The poem is followed by a brief explanation by the artists about the origin of the pictures. They come from the photographic archives of Belfast Exposed, a gallery in Northern Ireland. Whenever a picture from the archive was selected by the archivists, a colour dot would be placed on top of its contact print. The plates shown by Broomberg and Chanarin are the images of what was covered by these colour dots. Given that one could assume the dots were placed randomly on the surface of the print by the archivists, without regard for composition or any artistic inclination, some of the images covered by the dots look remarkably well composed and result in odd, intriguing photographs. See for instance plate 46, with a black limousine with American flags (a visiting US president?) rolling along the road while an old lady a bag watches on the side of the road and both are being watched by CCTV camera on top of them. The three elements triangulate perfectly in the frame, as if they were purposely arranged in that way, yet if we are to believe the artists, this image was just “composed” that way by the random act of an archivist placing a sticker dot on top of it.
There is no doubt that Broomberg and Chanarin have arranged the images in a way that would make the most sense for the “poem” towards the end of the book. Many of the images have a common element (eg they depict hands, or they include a boy) and by placing them in sequence the artists are also able to place their descriptors in sequence, which creates an interesting rhythm to the text. In other parts, the sequence of images seems to have nothing in common visually, but the descriptors in the “poem” work well together.
Looking at how this work came together, I cannot stop thinking about how the random action of people through time could somehow be “aligned” by somebody later to make something aesthetically pleasing. These pictures were not taken by Broomberg or Chanarin, and they were not even selected by them. The selection was done by people before then who marked them randomly, and the act of marking these pictures was not even intended to produce the images included in the book. The artist decided to uncover the dots to show what was behind it, “…the part of each image that has been obscured from view the moment it was selected” (2). But the success of this enterprise was to a large extent outside of their control. It turned out to be interesting, but it could equally have been catastrophic if, as fate would have it, the dots were all placed on the sky or on a corner of each image where there was no detail.

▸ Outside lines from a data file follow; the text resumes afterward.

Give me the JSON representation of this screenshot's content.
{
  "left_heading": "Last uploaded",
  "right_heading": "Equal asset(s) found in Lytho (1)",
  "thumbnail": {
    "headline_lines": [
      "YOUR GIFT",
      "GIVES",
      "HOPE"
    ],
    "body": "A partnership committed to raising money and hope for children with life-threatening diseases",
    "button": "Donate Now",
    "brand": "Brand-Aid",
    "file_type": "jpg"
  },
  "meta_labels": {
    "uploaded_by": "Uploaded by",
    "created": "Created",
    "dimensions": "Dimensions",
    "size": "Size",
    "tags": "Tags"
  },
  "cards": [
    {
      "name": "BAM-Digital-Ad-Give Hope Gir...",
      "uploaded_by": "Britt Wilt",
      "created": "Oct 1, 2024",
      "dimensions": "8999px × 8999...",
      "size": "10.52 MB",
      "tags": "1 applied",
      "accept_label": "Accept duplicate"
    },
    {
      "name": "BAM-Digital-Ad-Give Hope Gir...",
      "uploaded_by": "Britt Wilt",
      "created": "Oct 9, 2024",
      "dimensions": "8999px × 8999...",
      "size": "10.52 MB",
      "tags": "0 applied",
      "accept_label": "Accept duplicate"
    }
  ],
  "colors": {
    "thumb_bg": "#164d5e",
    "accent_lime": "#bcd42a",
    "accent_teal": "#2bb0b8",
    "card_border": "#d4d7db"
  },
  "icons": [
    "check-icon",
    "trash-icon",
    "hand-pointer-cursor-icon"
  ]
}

The brief explanation is followed by images of the archive that have been defaced by visitors who recognise themselves in the pictures and do not wish to be seen. I found this part of the book to be significantly less interesting than the dot plates and the “poem”. Arguably, what we have here is the opposite of the dot plates, in the sense that we now see the context of the frame but the “selected” parts of the photograph have been forever “obscured”, although in some case the defacing is so weak that you can actually see what is behind the mask. Because you are given the full context of the image in most of these plates, and in many cases the masking has not been done well, it is trivial to figure out what is behind the mask and therefore, these images have no mystery to them. There is no ambiguity as you had in the dot plates.
(1) Broomberg, A. and Chanarin, O. (2011). People in trouble laughing pushed to the ground. London: Mack.
(2) Idem, p iii